__What is expected__.
Reproduce each record below in full, word for word, without images.

__Data shown__.
·····

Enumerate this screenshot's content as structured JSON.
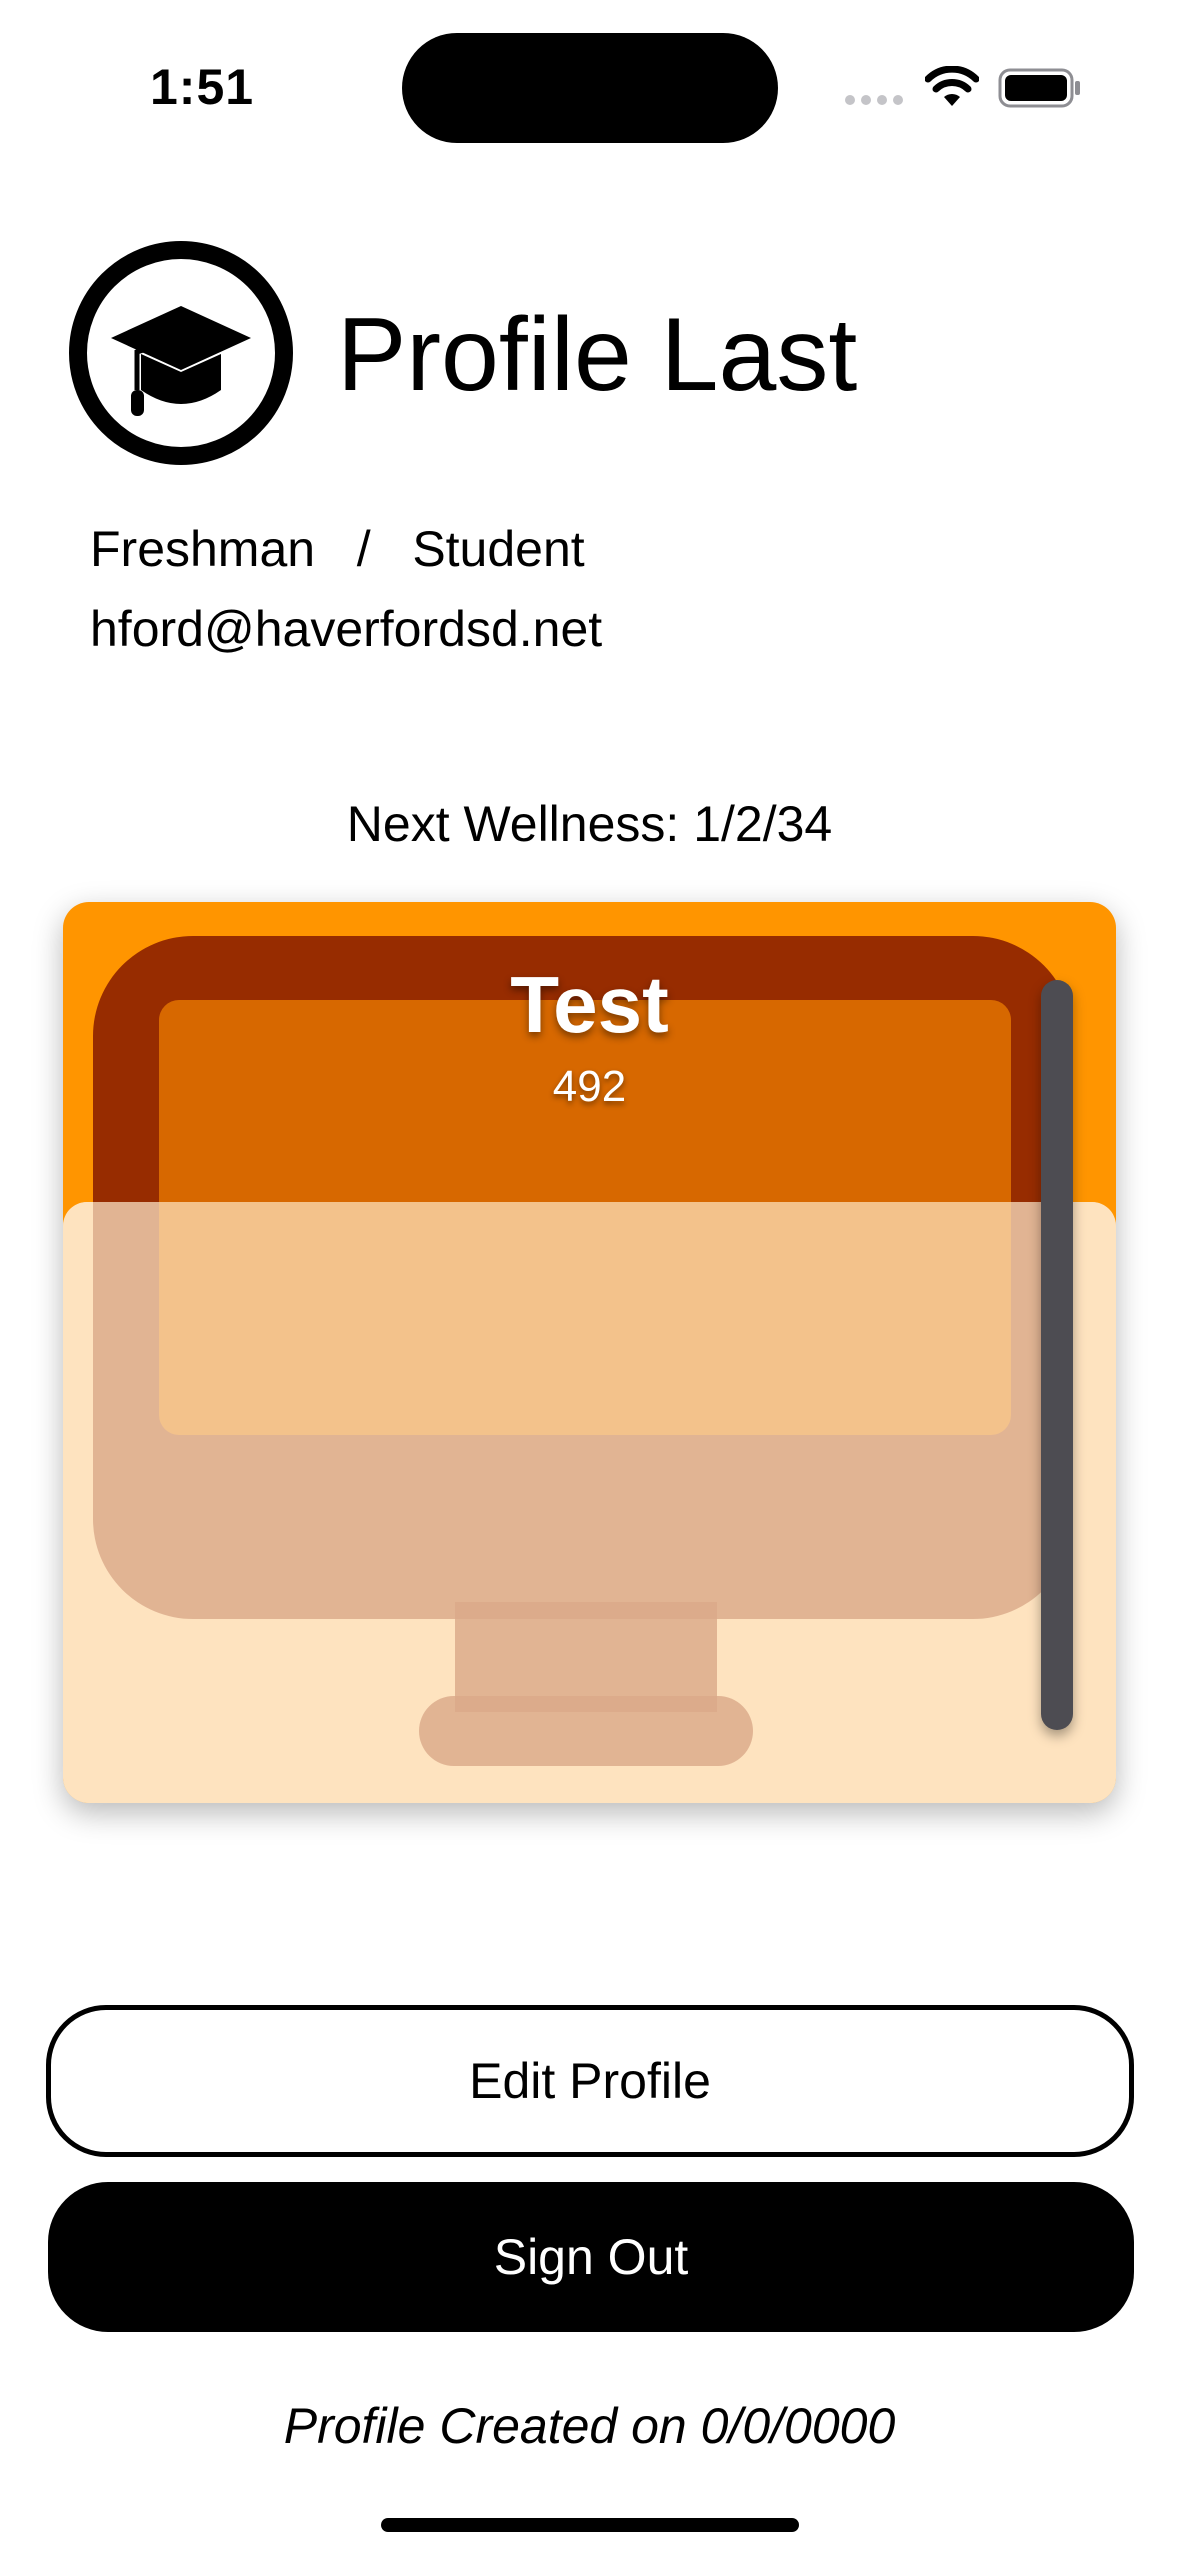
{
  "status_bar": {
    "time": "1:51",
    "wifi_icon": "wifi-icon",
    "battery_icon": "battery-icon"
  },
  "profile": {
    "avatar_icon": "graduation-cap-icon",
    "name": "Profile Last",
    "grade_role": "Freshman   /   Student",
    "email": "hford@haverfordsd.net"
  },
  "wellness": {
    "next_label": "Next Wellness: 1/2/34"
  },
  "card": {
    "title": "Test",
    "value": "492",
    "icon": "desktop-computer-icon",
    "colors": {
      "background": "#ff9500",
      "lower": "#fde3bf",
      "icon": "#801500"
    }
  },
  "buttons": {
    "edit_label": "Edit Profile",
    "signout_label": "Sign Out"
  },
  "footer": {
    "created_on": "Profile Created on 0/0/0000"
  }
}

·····

__Solution below__.
Enumerate this screenshot's content as structured JSON.
{
  "status_bar": {
    "time": "1:51",
    "wifi_icon": "wifi-icon",
    "battery_icon": "battery-icon"
  },
  "profile": {
    "avatar_icon": "graduation-cap-icon",
    "name": "Profile Last",
    "grade_role": "Freshman   /   Student",
    "email": "hford@haverfordsd.net"
  },
  "wellness": {
    "next_label": "Next Wellness: 1/2/34"
  },
  "card": {
    "title": "Test",
    "value": "492",
    "icon": "desktop-computer-icon",
    "colors": {
      "background": "#ff9500",
      "lower": "#fde3bf",
      "icon": "#801500"
    }
  },
  "buttons": {
    "edit_label": "Edit Profile",
    "signout_label": "Sign Out"
  },
  "footer": {
    "created_on": "Profile Created on 0/0/0000"
  }
}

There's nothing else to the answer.